They emphasized the need to “bring perpetrators, organizers, financiers and sponsors of these reprehensible acts of terrorism to justice” and for all States to combat terrorism in accordance with the UN Charter and international law.
Greater Sahel region
While reiterating its full support to MINUSMA and other security presences in the Sahel region, the Council expressed concern over the security situation in Mali and the transnational dimension of terrorism in the Sahel region.
They urged the Malian parties to fully implement the Agreement on Peace and Reconciliation in Mali “without further delay”.
“Lasting peace and security in the Sahel region will not be achieved without a combination of political, security, peacebuilding and sustainable development efforts benefiting all regions of Mali, as well as the full, effective and inclusive implementation of the Agreement”, they said.
Standing with Mali
The Council further stressed the importance of MINUSMA having the necessary capacities to fulfil its mandate and promote the safety and security of the blue helmets.

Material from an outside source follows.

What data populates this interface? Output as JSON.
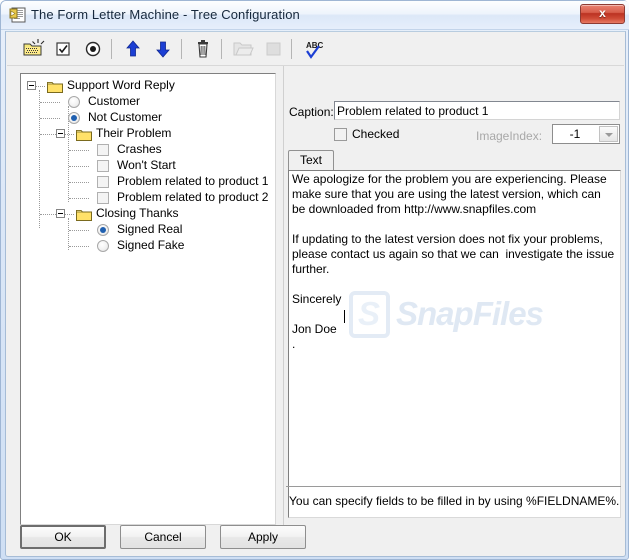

These “heinous acts” will not undermine the peacekeepers determination to continue to support the peace and reconciliation process in Mali, the statement concluded.
Friends in need
The day before the attacks, a new Group of Friends to Promote Accountability for Crimes Against Peacekeepers initiative was launched at UN Headquarters in New York to improve the safety and security of blue helmets.
During the event, peace operations chief Jean-Pierre Lacroix reminded that Mali was one of three countries that shouldered 84 per cent of peacekeeping fatalities since 2013.
He also drew attention to four MINUSMA personnel from Chad who were killed on 10 October as a result of improvised explosive device in Tessalit, the Kidal Region.